# How come covariance can pick up non-linear relationships but correlation can't? [closed]

correlation is computed from covariance so how come covariance can pick up non-linear relationships between variables $$X$$ and $$Y$$ but (Pearson's) correlation can't?

• I disagree. Pearson correlation can pick up on nonlinear relationships. – Dave Aug 20 '20 at 18:45
• are you confusing Pearson correlation for Spearman correlation – develarist Aug 20 '20 at 18:52
• Nope. Consider points hugging the right side of a parabola. Pearson correlation will be weaker than Spearman correlation, but Pearson will pick up on that relationship. – Dave Aug 20 '20 at 18:53
• why do textbooks all say pearson correlation measures linear dependence only – develarist Aug 20 '20 at 18:54
• I did not quite understand your question. However, if I did, than this stats.stackexchange.com/q/229667/3277 might be of interest to you. – ttnphns Aug 20 '20 at 19:23

Covariance and correlation (which is simply scaled covariance) only pick up linear relationships, but this does not mean that a linear relationships only exists if a variable is a linear transformation of another variable.

Strictly speaking, a linear relationship is a relationship of direct proportionality: any given change in an independent variable $$x$$ will always produce a corresponding change in the dependent variable $$y$$ , e.g. a 10 percent increase or decrease in $$x$$ will result in a 10 percent increase or decreas in $$y$$, that is $$y$$ is a linear (more technically: affine) transformation of $$x$$, $$y=a+bx$$.

This is a perfect linear relationship, for example:

> x <- 1:10
> y <- 3 + 2*x
> cor(x,y)
[1] 1


However, there is some linear relationship, or linear dependance, when increasing or decreasing one variable will cause a corresponding increase or decrease in the other variable, even if $$y$$ is not a linear transformation of $$x$$, for example:

> x <- 1:10
> y <- 3 + 2*x^2
> cor(x,y)
[1] 0.9745586


Notice that correlation is less than one because the linear relationship is not perfect.
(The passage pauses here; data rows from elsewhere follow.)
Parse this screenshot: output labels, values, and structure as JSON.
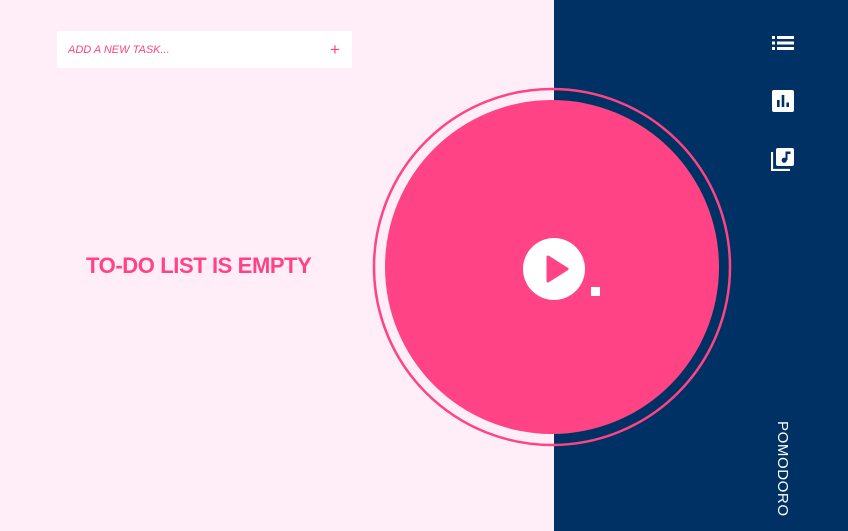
{
  "task_input": {
    "placeholder": "ADD A NEW TASK...",
    "value": ""
  },
  "add_button": {
    "label": "+"
  },
  "todo": {
    "empty_message": "TO-DO LIST IS EMPTY"
  },
  "timer": {
    "play_icon": "play-icon",
    "state": "stopped"
  },
  "nav": {
    "items": [
      {
        "icon": "list-icon"
      },
      {
        "icon": "bar-chart-icon"
      },
      {
        "icon": "music-library-icon"
      }
    ]
  },
  "brand": {
    "label": "POMODORO"
  },
  "colors": {
    "background_left": "#FFEDF7",
    "background_right": "#003164",
    "accent": "#FF4384",
    "white": "#FFFFFF"
  }
}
There is a linear relationship even if $$y$$ will tend to increase when $$x$$ increases, but can occasionally decrease when $$x$$ increases, for example:

> x <- 1:100
> y <- x + tan(x)
> cor(x,y)
[1] 0.7940153
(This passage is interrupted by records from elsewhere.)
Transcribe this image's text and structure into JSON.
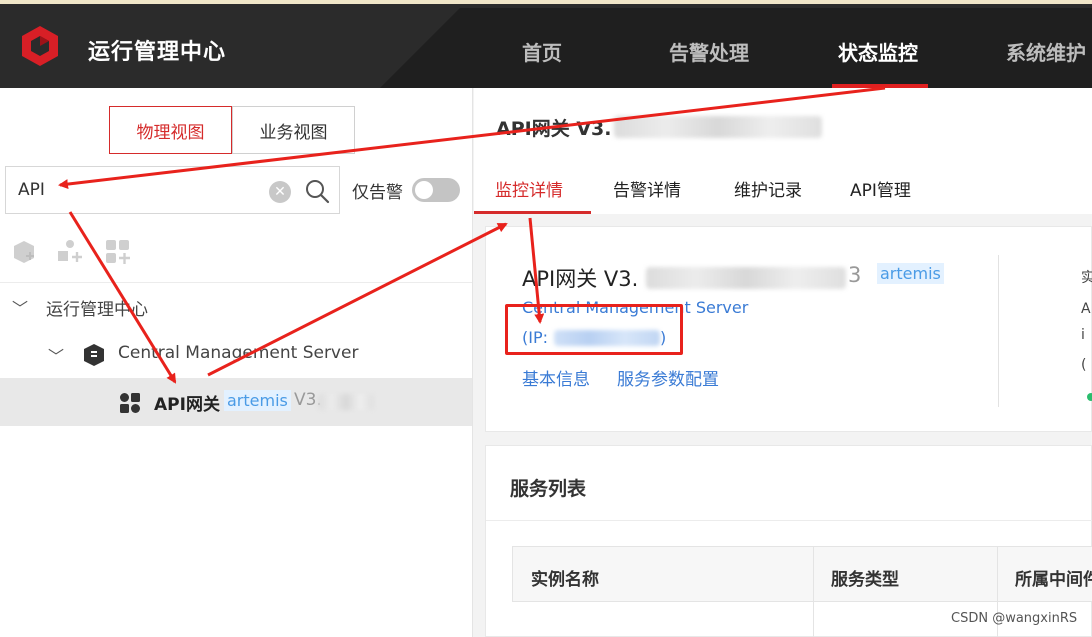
{
  "header": {
    "app_title": "运行管理中心",
    "nav": [
      "首页",
      "告警处理",
      "状态监控",
      "系统维护"
    ],
    "active_nav": "状态监控"
  },
  "sidebar": {
    "view_tabs": [
      "物理视图",
      "业务视图"
    ],
    "active_view": "物理视图",
    "search_value": "API",
    "alarm_only_label": "仅告警",
    "tree": {
      "root_label": "运行管理中心",
      "server_label": "Central Management Server",
      "node_label": "API网关",
      "node_tag": "artemis",
      "node_version_prefix": "V3."
    }
  },
  "main": {
    "page_title": "API网关 V3.",
    "tabs": [
      "监控详情",
      "告警详情",
      "维护记录",
      "API管理"
    ],
    "active_tab": "监控详情",
    "detail": {
      "title": "API网关 V3.",
      "title_suffix": "3",
      "tag": "artemis",
      "server_link": "Central Management Server",
      "ip_prefix": "(IP:",
      "ip_suffix": ")",
      "links": [
        "基本信息",
        "服务参数配置"
      ],
      "edge_chars": [
        "实",
        "A",
        "i",
        "("
      ]
    },
    "service_list": {
      "title": "服务列表",
      "columns": [
        "实例名称",
        "服务类型",
        "所属中间件"
      ]
    }
  },
  "watermark": "CSDN @wangxinRS",
  "colors": {
    "accent_red": "#d52b2b",
    "annotation_red": "#e8221c",
    "topbar": "#2b2b2b",
    "link_blue": "#3a7bd5"
  }
}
There is no linear relationship if $$y$$ can equally increase or decrease when $$x$$ increases (or decreases), for example:
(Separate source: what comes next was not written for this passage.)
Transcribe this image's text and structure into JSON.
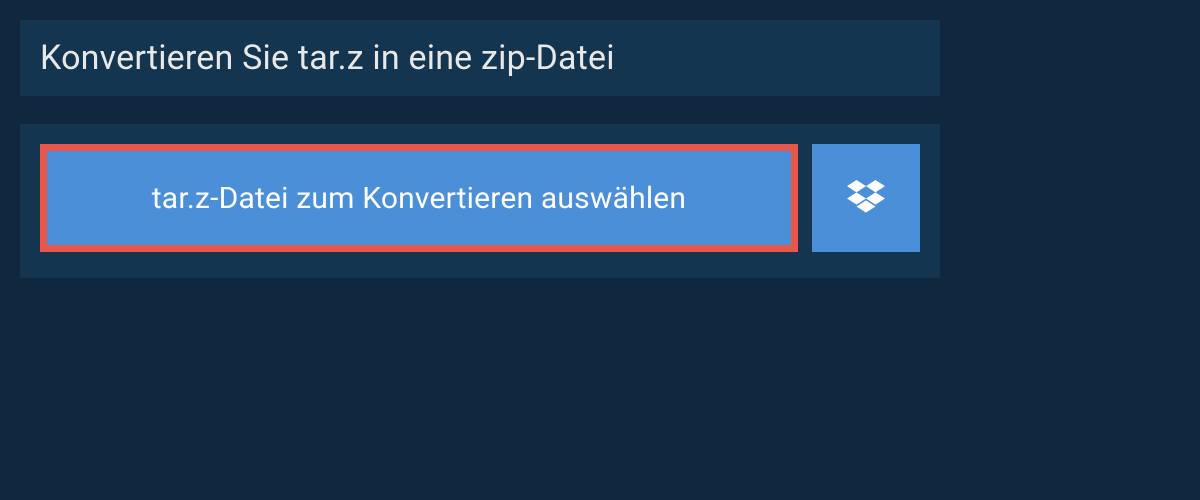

> x <- -10:10   # x is increasing
> y <- x^2      # y is decreasing when x < 0, then increasing
> cor(x,y)
[1] 0
> cov(x,y)
[1] 0


As you can see, when there is no linear relationship, both correlation and covariance are null.

• Covariance and correlation (which is simply scaled covariance) only pick up linear relationships I don't agree with this, as I've argued in my answer linked in the comments above. Covariance, unlike correlation, is not a coefficient measuring, by the magnitude of its value, just the strength of linear relationship. – ttnphns Aug 20 '20 at 21:30
• @ttnphns You are right (covariance is not a measure of the magnitude of linear relationship) but Richard Hardy and Peter Flom (stats.stackexchange.com/questions/229667/…) are not wrong: both correlation and covariance are zero if there is no linear relationship, are not zero if there is linear relationship, so both pick up linear relationships. – Sergio Aug 21 '20 at 5:56
• wonder why the first guy who commented said covariance can detect non-linearity – develarist Aug 22 '20 at 21:23